▶ _Excerpts from an interface dataset_
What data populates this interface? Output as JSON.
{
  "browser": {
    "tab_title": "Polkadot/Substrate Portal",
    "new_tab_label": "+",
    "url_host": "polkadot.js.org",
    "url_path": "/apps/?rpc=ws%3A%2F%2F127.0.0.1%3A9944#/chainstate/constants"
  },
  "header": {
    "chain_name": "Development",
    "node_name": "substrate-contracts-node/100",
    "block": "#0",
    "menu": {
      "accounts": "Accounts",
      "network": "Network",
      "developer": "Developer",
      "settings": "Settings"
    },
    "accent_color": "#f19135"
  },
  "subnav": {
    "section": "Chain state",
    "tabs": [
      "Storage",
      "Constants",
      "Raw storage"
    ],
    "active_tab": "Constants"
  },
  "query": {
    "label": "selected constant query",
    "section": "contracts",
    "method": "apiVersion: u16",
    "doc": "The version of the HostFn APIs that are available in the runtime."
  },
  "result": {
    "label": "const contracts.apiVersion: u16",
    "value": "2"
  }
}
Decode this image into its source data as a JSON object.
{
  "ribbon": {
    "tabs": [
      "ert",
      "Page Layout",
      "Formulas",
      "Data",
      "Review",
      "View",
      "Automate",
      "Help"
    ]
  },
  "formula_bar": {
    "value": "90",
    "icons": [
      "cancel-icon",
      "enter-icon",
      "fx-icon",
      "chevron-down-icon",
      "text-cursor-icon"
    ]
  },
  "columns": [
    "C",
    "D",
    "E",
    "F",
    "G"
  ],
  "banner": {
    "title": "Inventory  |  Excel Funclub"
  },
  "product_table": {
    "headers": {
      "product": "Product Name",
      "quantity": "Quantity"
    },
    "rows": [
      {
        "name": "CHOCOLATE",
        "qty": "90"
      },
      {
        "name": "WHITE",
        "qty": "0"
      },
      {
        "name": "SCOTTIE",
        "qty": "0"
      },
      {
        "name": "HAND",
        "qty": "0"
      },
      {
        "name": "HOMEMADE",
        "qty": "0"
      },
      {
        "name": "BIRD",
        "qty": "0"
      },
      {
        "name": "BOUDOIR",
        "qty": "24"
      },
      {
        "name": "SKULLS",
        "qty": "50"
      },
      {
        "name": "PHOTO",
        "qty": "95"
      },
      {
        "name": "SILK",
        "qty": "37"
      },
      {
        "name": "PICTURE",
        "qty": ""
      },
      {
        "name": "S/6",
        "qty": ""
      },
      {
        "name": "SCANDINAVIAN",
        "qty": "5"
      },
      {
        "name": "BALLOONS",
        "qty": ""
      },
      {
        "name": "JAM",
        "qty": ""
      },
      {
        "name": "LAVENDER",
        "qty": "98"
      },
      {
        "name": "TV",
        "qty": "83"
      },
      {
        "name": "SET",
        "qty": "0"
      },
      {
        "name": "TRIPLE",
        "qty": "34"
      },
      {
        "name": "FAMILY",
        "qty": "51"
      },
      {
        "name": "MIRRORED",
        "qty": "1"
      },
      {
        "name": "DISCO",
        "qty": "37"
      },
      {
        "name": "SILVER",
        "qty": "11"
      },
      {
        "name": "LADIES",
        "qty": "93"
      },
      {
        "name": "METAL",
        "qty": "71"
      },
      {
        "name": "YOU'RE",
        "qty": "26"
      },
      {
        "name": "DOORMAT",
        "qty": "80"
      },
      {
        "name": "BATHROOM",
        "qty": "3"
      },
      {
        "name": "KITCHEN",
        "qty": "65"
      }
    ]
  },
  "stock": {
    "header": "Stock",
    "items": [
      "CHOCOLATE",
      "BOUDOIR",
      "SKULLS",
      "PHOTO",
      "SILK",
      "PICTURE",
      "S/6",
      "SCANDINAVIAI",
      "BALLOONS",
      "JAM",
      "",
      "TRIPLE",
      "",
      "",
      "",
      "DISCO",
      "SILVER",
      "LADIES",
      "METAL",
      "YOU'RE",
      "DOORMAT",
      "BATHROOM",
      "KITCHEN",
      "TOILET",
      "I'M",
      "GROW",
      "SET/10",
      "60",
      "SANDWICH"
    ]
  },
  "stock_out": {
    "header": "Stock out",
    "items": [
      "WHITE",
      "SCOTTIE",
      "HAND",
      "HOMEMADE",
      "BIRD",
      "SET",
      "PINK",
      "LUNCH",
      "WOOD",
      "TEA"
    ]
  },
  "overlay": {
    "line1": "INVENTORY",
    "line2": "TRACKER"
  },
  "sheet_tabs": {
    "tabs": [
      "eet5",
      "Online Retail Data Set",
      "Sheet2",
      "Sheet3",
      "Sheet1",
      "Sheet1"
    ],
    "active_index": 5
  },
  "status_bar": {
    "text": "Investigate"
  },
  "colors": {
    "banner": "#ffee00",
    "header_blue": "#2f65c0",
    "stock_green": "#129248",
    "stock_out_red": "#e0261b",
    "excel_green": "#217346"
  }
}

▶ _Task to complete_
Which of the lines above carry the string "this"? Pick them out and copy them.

▶ _The completed task_
What data populates this interface? Output as JSON.
Decode this image into its source data as a JSON object.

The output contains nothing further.